• Problem statement: With the records as your source, report how many lines contain "title". Add no other words.

*** Opening of Data provided ***

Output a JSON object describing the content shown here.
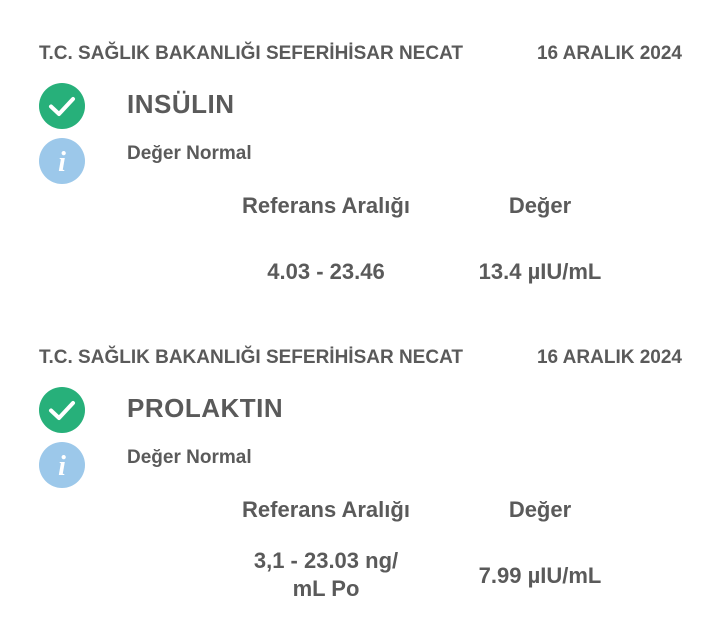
{
  "colors": {
    "check_green": "#27b07a",
    "info_blue": "#9cc8ea",
    "text": "#5a5a5a"
  },
  "results": [
    {
      "hospital": "T.C. SAĞLIK BAKANLIĞI SEFERİHİSAR NECAT",
      "date": "16 ARALIK 2024",
      "test_name": "INSÜLIN",
      "status": "Değer Normal",
      "ref_header": "Referans Aralığı",
      "value_header": "Değer",
      "ref_range": "4.03 - 23.46",
      "value": "13.4 µIU/mL",
      "check_icon": "check-circle-icon",
      "info_icon": "info-circle-icon"
    },
    {
      "hospital": "T.C. SAĞLIK BAKANLIĞI SEFERİHİSAR NECAT",
      "date": "16 ARALIK 2024",
      "test_name": "PROLAKTIN",
      "status": "Değer Normal",
      "ref_header": "Referans Aralığı",
      "value_header": "Değer",
      "ref_range_line1": "3,1 - 23.03 ng/",
      "ref_range_line2": "mL Po",
      "value": "7.99 µIU/mL",
      "check_icon": "check-circle-icon",
      "info_icon": "info-circle-icon"
    }
  ]
}
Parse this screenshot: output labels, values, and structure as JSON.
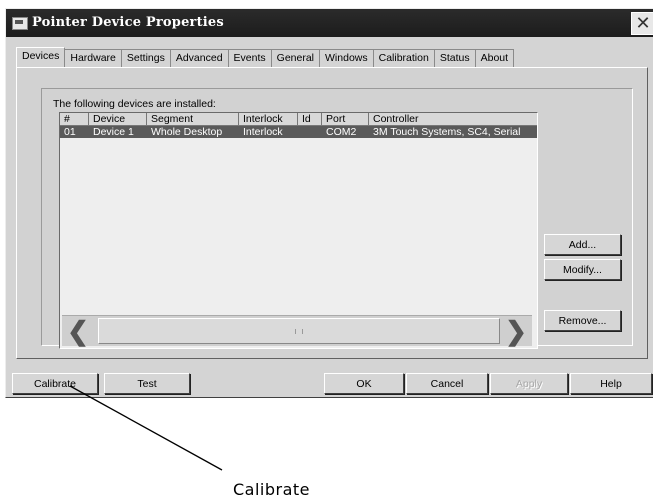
{
  "window": {
    "title": "Pointer Device Properties",
    "close_glyph": "✕"
  },
  "tabs": [
    {
      "label": "Devices",
      "active": true
    },
    {
      "label": "Hardware"
    },
    {
      "label": "Settings"
    },
    {
      "label": "Advanced"
    },
    {
      "label": "Events"
    },
    {
      "label": "General"
    },
    {
      "label": "Windows"
    },
    {
      "label": "Calibration"
    },
    {
      "label": "Status"
    },
    {
      "label": "About"
    }
  ],
  "devices": {
    "group_label": "The following devices are installed:",
    "columns": [
      "#",
      "Device",
      "Segment",
      "Interlock",
      "Id",
      "Port",
      "Controller"
    ],
    "rows": [
      {
        "num": "01",
        "device": "Device 1",
        "segment": "Whole Desktop",
        "interlock": "Interlock",
        "id": "",
        "port": "COM2",
        "controller": "3M Touch Systems, SC4, Serial"
      }
    ],
    "scroll_left_glyph": "❮",
    "scroll_right_glyph": "❯"
  },
  "side_buttons": {
    "add": "Add...",
    "modify": "Modify...",
    "remove": "Remove..."
  },
  "bottom_buttons": {
    "calibrate": "Calibrate",
    "test": "Test",
    "ok": "OK",
    "cancel": "Cancel",
    "apply": "Apply",
    "help": "Help"
  },
  "annotation": {
    "callout_label": "Calibrate"
  }
}
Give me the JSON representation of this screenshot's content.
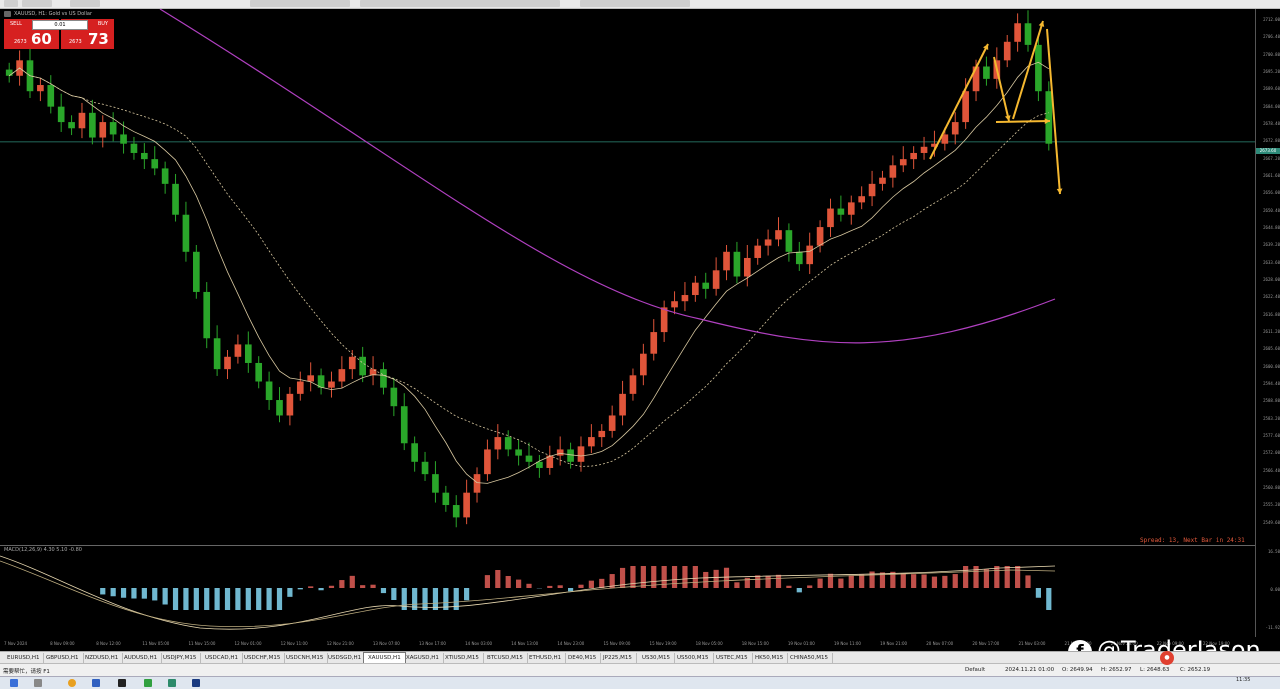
{
  "symbol": {
    "label": "XAUUSD, H1:  Gold vs US Dollar"
  },
  "trade_panel": {
    "sell_label": "SELL",
    "buy_label": "BUY",
    "lot": "0.01",
    "sell_price_small": "2673",
    "sell_price_big": "60",
    "buy_price_small": "2673",
    "buy_price_big": "73"
  },
  "spread_info": "Spread: 13, Next Bar in 24:31",
  "macd_label": "MACD(12,26,9) 4.30 5.10 -0.80",
  "price_axis": [
    "2712.00",
    "2706.40",
    "2700.80",
    "2695.20",
    "2689.60",
    "2684.00",
    "2678.40",
    "2672.80",
    "2667.20",
    "2661.60",
    "2656.00",
    "2650.40",
    "2644.80",
    "2639.20",
    "2633.60",
    "2628.00",
    "2622.40",
    "2616.80",
    "2611.20",
    "2605.60",
    "2600.00",
    "2594.40",
    "2588.80",
    "2583.20",
    "2577.60",
    "2572.00",
    "2566.40",
    "2560.80",
    "2555.20",
    "2549.60"
  ],
  "current_price_tag": "2673.60",
  "macd_axis": [
    "16.50",
    "0.00",
    "-11.92"
  ],
  "time_axis": [
    "7 Nov 2024",
    "8 Nov 09:00",
    "8 Nov 12:00",
    "11 Nov 05:00",
    "11 Nov 15:00",
    "12 Nov 01:00",
    "12 Nov 11:00",
    "12 Nov 21:00",
    "13 Nov 07:00",
    "13 Nov 17:00",
    "14 Nov 03:00",
    "14 Nov 13:00",
    "14 Nov 23:00",
    "15 Nov 09:00",
    "15 Nov 19:00",
    "18 Nov 05:00",
    "18 Nov 15:00",
    "19 Nov 01:00",
    "19 Nov 11:00",
    "19 Nov 21:00",
    "20 Nov 07:00",
    "20 Nov 17:00",
    "21 Nov 03:00",
    "21 Nov 13:00",
    "21 Nov 23:00",
    "22 Nov 09:00",
    "22 Nov 19:00"
  ],
  "tabs": [
    "EURUSD,H1",
    "GBPUSD,H1",
    "NZDUSD,H1",
    "AUDUSD,H1",
    "USDJPY,M15",
    "USDCAD,H1",
    "USDCHF,M15",
    "USDCNH,M15",
    "USDSGD,H1",
    "XAUUSD,H1",
    "XAGUSD,H1",
    "XTIUSD,M15",
    "BTCUSD,M15",
    "ETHUSD,H1",
    "DE40,M15",
    "JP225,M15",
    "US30,M15",
    "US500,M15",
    "USTEC,M15",
    "HK50,M15",
    "CHINA50,M15"
  ],
  "active_tab": "XAUUSD,H1",
  "status": {
    "help": "需要帮忙，请按 F1",
    "profile": "Default",
    "datetime": "2024.11.21 01:00",
    "open": "O: 2649.94",
    "high": "H: 2652.97",
    "low": "L: 2648.63",
    "close": "C: 2652.19"
  },
  "taskbar": {
    "time": "11:35"
  },
  "watermark": {
    "logo": "f",
    "text": "@TraderJason"
  },
  "colors": {
    "bull": "#e0553a",
    "bear": "#2aa62a",
    "ma_slow": "#b040c0",
    "ma_mid": "#d8c8a0",
    "arrow": "#f5b830",
    "hline": "#2e8b7a"
  },
  "chart_data": {
    "type": "candlestick",
    "instrument": "XAUUSD",
    "timeframe": "H1",
    "price_range": [
      2545,
      2715
    ],
    "current_price": 2673.6,
    "closes": [
      2695,
      2700,
      2690,
      2692,
      2685,
      2680,
      2678,
      2683,
      2675,
      2680,
      2676,
      2673,
      2670,
      2668,
      2665,
      2660,
      2650,
      2638,
      2625,
      2610,
      2600,
      2604,
      2608,
      2602,
      2596,
      2590,
      2585,
      2592,
      2596,
      2598,
      2594,
      2596,
      2600,
      2604,
      2598,
      2600,
      2594,
      2588,
      2576,
      2570,
      2566,
      2560,
      2556,
      2552,
      2560,
      2566,
      2574,
      2578,
      2574,
      2572,
      2570,
      2568,
      2572,
      2574,
      2570,
      2575,
      2578,
      2580,
      2585,
      2592,
      2598,
      2605,
      2612,
      2620,
      2622,
      2624,
      2628,
      2626,
      2632,
      2638,
      2630,
      2636,
      2640,
      2642,
      2645,
      2638,
      2634,
      2640,
      2646,
      2652,
      2650,
      2654,
      2656,
      2660,
      2662,
      2666,
      2668,
      2670,
      2672,
      2673,
      2676,
      2680,
      2690,
      2698,
      2694,
      2700,
      2706,
      2712,
      2705,
      2690,
      2673
    ]
  }
}
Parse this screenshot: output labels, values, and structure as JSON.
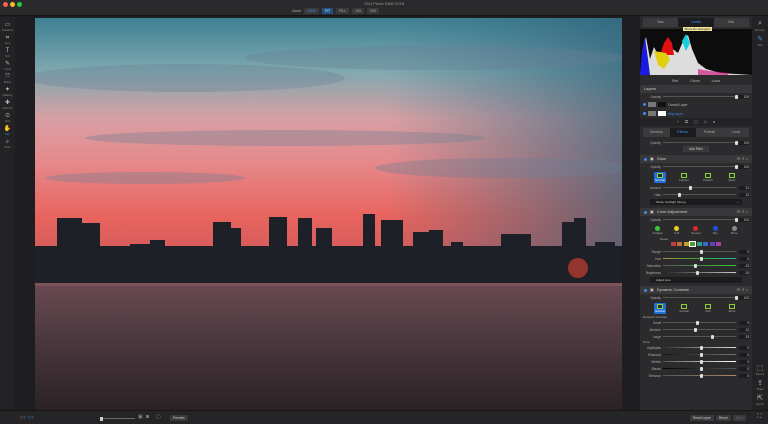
{
  "app": {
    "title": "ON1 Photo RAW 2018"
  },
  "zoom": {
    "label": "Zoom",
    "value": "100%",
    "buttons": [
      "FIT",
      "FILL",
      "100",
      "200"
    ]
  },
  "left_tools": [
    "Transform",
    "Crop",
    "Text",
    "Local",
    "Refine",
    "Masking",
    "Retouch",
    "View",
    "Pan",
    "Zoom"
  ],
  "right_modules_top": [
    {
      "label": "Browse",
      "icon": "browse-icon"
    },
    {
      "label": "Edit",
      "icon": "edit-icon"
    }
  ],
  "right_modules_bottom": [
    {
      "label": "Resize",
      "icon": "resize-icon"
    },
    {
      "label": "Share",
      "icon": "share-icon"
    },
    {
      "label": "Export",
      "icon": "export-icon"
    }
  ],
  "info_tabs": [
    "Nav",
    "Levels",
    "Info"
  ],
  "tooltip": "Show the Navigator",
  "channels": [
    "Red",
    "Colors",
    "Luma"
  ],
  "layers": {
    "title": "Layers",
    "opacity_label": "Opacity",
    "opacity": 100,
    "items": [
      {
        "name": "Overall Layer",
        "active": false
      },
      {
        "name": "Bkg Layer",
        "active": true
      }
    ]
  },
  "edit_tabs": [
    "Develop",
    "Effects",
    "Portrait",
    "Local"
  ],
  "effects": {
    "opacity_label": "Opacity",
    "opacity": 100,
    "add_filter": "Add Filter"
  },
  "glow": {
    "title": "Glow",
    "opacity": 100,
    "modes": [
      "Normal",
      "Lighten",
      "Darken",
      "More"
    ],
    "sliders": [
      {
        "label": "Amount",
        "value": 31,
        "pos": 0.35
      },
      {
        "label": "Halo",
        "value": 12,
        "pos": 0.2
      }
    ],
    "preset": "Mode: Sunlight Strong"
  },
  "color_adjustment": {
    "title": "Color Adjustment",
    "opacity": 100,
    "presets": [
      {
        "label": "Foliage",
        "color": "#3cc43c"
      },
      {
        "label": "Fall",
        "color": "#e8d020"
      },
      {
        "label": "Sunset",
        "color": "#e02828"
      },
      {
        "label": "Sky",
        "color": "#2050e0"
      },
      {
        "label": "More",
        "color": "#888888"
      }
    ],
    "color_label": "Green",
    "swatches": [
      "#c04040",
      "#c07030",
      "#c0a030",
      "#50a030",
      "#30a080",
      "#3070c0",
      "#6040c0",
      "#a040a0"
    ],
    "sliders": [
      {
        "label": "Range",
        "value": 0,
        "pos": 0.5
      },
      {
        "label": "Hue",
        "value": 0,
        "pos": 0.5
      },
      {
        "label": "Saturation",
        "value": -13,
        "pos": 0.42
      },
      {
        "label": "Brightness",
        "value": -10,
        "pos": 0.45
      }
    ],
    "adjust_hue": "Adjust Hue"
  },
  "dynamic_contrast": {
    "title": "Dynamic Contrast",
    "opacity": 100,
    "modes": [
      "Natural",
      "Surreal",
      "Soft",
      "More"
    ],
    "section1": "Dynamic Contrast",
    "sliders1": [
      {
        "label": "Small",
        "value": 9,
        "pos": 0.45
      },
      {
        "label": "Medium",
        "value": 12,
        "pos": 0.42
      },
      {
        "label": "Large",
        "value": 33,
        "pos": 0.66
      }
    ],
    "section2": "Tone",
    "sliders2": [
      {
        "label": "Highlights",
        "value": 0,
        "pos": 0.5
      },
      {
        "label": "Shadows",
        "value": 0,
        "pos": 0.5
      },
      {
        "label": "Whites",
        "value": 0,
        "pos": 0.5
      },
      {
        "label": "Blacks",
        "value": 0,
        "pos": 0.5
      },
      {
        "label": "Vibrance",
        "value": 0,
        "pos": 0.5
      }
    ]
  },
  "bottom": {
    "preview": "Preview",
    "reset_layer": "Reset Layer",
    "reset": "Reset",
    "next": "Next"
  }
}
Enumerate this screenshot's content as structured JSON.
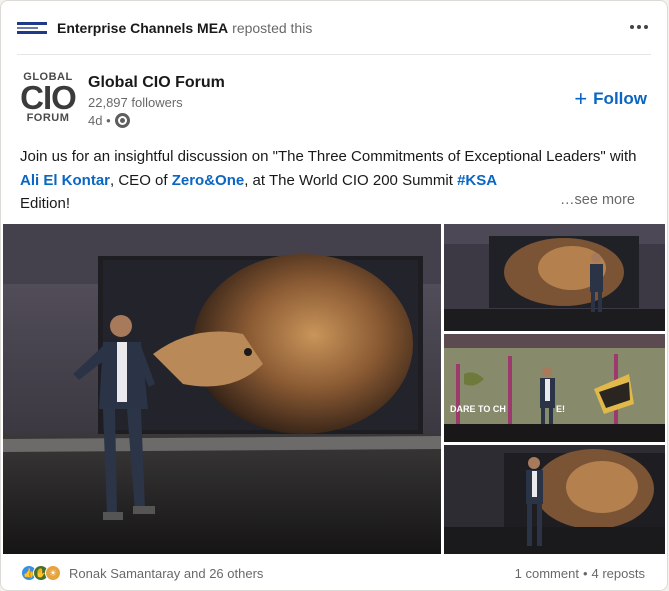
{
  "repost": {
    "actor": "Enterprise Channels MEA",
    "action": "reposted this",
    "logo_icon": "enterprise-channels-logo"
  },
  "author": {
    "logo_line1": "GLOBAL",
    "logo_line2": "CIO",
    "logo_line3": "FORUM",
    "name": "Global CIO Forum",
    "followers": "22,897 followers",
    "time": "4d •",
    "visibility_icon": "globe-icon"
  },
  "follow": {
    "plus": "+",
    "label": "Follow"
  },
  "post": {
    "p1": "Join us for an insightful discussion on \"The Three Commitments of Exceptional Leaders\" with ",
    "mention1": "Ali El Kontar",
    "p2": ", CEO of ",
    "mention2": "Zero&One",
    "p3": ", at The World CIO 200 Summit ",
    "hashtag": "#KSA",
    "p4": " Edition!",
    "see_more": "…see more"
  },
  "media": {
    "banner_text": "DARE TO CH",
    "banner_text2": "E!"
  },
  "footer": {
    "reactions_text": "Ronak Samantaray and 26 others",
    "comments": "1 comment",
    "separator": "•",
    "reposts": "4 reposts"
  },
  "colors": {
    "link": "#0a66c2",
    "like": "#378fe9",
    "celebrate": "#44712e",
    "insightful": "#e7a33e"
  }
}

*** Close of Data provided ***

• Answer for the task: 6